We had the opportunity to ask Stephanie a few questions!
Stephanie, what’s your educational background?
I graduated from GBC with a diploma in Social Service Work, and I am currently continuing my studies at UOIT in Forensic Psychology.
What made you want to become an entrepreneur?
I never thought I wanted to be an entrepreneur at first. But I also wasn’t sure what being an entrepreneur entailed. And after going through the social enterprise class and entering into the social innovation hub, pieces of my life started to make more sense. I realized all of the struggles I had in a normal 9-5 jobs were because my personality was just better suited for a social enterprise, and even better if I could start my own. After that, there wasn’t much of a decision to make. I found my passion and then it snow balled. If you had asked me 5 years ago, I would have said – definitely not, seems like to much work. And I think it is more work because you have to hold yourself, which can be challenging but then all of the work you are doing, is to fuel your passion and not somebody else’s.
Why did you create SafePod?
I created SafePod out of need and frustration. I was working in the hospitality industry as a bartender and a server while at the same time attending GBC for Social Work. The environment at school was super inclusive and great and supportive and then i would turn around and go to work in just a field of oppression and harassment. It was awful. I would constantly be leaving jobs to find “better” bars to work in. It got to the point where I stopped telling people about the new job I had because they just thought I couldn’t hold down a job. When in actuality it was due to sexual harassment in the work force and not knowing how to navigate those waters. Eventually I realized that it wasn’t just me having these issues and I realized something had to be done. I read a Toronto Star article highlighting how deeply entrenched abuse is in the hospitality sector and how it is one of the only industries completely untouched by the #metoo movement. So I decided to change that. I hope that SafePod can be a saving grace for anyone that has ever experienced, or is experiencing, sexual violence or harassment while at work in the hospitality sector.
How successful is SafePod? (Tell us some of your successes.)
SafePod is still paving the road to success but we have had a few fun successes so far. We got to host a training for The Hospitality Training Center. That was huge because they are leaders in the industry and have several key partners. We are currently looking into a partnership with them. We also received funding through two different prominent sources. One private sector funding and one through the government of Ontario. Accepted grant applications always feel amazing because it is external validation that lets you know you are on the right path.
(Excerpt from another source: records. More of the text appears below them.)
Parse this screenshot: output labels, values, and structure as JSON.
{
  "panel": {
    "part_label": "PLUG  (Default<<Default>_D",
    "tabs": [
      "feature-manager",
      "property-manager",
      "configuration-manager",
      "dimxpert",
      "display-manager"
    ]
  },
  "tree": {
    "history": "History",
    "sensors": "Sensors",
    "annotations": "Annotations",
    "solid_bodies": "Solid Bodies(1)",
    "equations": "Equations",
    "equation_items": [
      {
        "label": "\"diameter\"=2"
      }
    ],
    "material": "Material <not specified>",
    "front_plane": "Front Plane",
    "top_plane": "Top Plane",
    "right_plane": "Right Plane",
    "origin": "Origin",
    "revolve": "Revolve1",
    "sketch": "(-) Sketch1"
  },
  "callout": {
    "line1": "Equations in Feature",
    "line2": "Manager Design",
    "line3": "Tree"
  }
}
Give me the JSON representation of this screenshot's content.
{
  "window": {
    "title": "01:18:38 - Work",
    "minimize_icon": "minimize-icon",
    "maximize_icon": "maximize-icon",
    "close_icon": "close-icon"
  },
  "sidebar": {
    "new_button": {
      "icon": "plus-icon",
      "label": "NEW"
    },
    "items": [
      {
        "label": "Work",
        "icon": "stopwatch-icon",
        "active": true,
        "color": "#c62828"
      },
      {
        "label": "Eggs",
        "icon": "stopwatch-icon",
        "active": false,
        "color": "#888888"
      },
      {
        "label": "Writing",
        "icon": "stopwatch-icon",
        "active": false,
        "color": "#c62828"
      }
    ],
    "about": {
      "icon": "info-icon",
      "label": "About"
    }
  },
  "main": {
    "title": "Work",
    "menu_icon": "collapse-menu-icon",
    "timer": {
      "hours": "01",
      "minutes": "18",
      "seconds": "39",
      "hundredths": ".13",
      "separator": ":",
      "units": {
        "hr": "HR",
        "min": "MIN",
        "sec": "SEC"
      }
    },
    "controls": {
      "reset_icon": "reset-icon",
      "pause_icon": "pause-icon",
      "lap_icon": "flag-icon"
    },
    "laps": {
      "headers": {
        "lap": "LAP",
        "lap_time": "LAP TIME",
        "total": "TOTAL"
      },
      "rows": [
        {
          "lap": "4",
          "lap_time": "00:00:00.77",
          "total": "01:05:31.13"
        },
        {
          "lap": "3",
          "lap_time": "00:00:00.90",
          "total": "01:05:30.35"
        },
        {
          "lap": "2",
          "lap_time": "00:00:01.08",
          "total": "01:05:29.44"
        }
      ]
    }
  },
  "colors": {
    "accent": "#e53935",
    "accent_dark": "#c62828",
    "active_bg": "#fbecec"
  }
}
I also just recently booked a training at a Youth Center that I once applied to work at – so for me that was a huge success.
What is one piece of advice you would give to aspiring entrepreneurs?
If you’re in school and you know that you want to be an entrepreneur, start now. And use up every single resource you can while you are still affiliated with an educational institution. When you get kicked into the real world, access to resources, mentors and even journal articles becomes very limited and costly. While you’re in school you don’t realize the amount of free resources that are just handed to you that you often overlook. Even just the cost of meeting space puts a huge dent in your pocket. I was so lucky and was able to use space at George Brown to host my focus groups. If I had done that at [a] workspace, it would have been a few hundred dollars easy. And I hosted about 4 to 5 focus groups. Students are so lucky with all the resources schools give them, and with the amount of tuition we pay, use every single last resource, to build a solid foundation, so once you graduate you are on a good foot.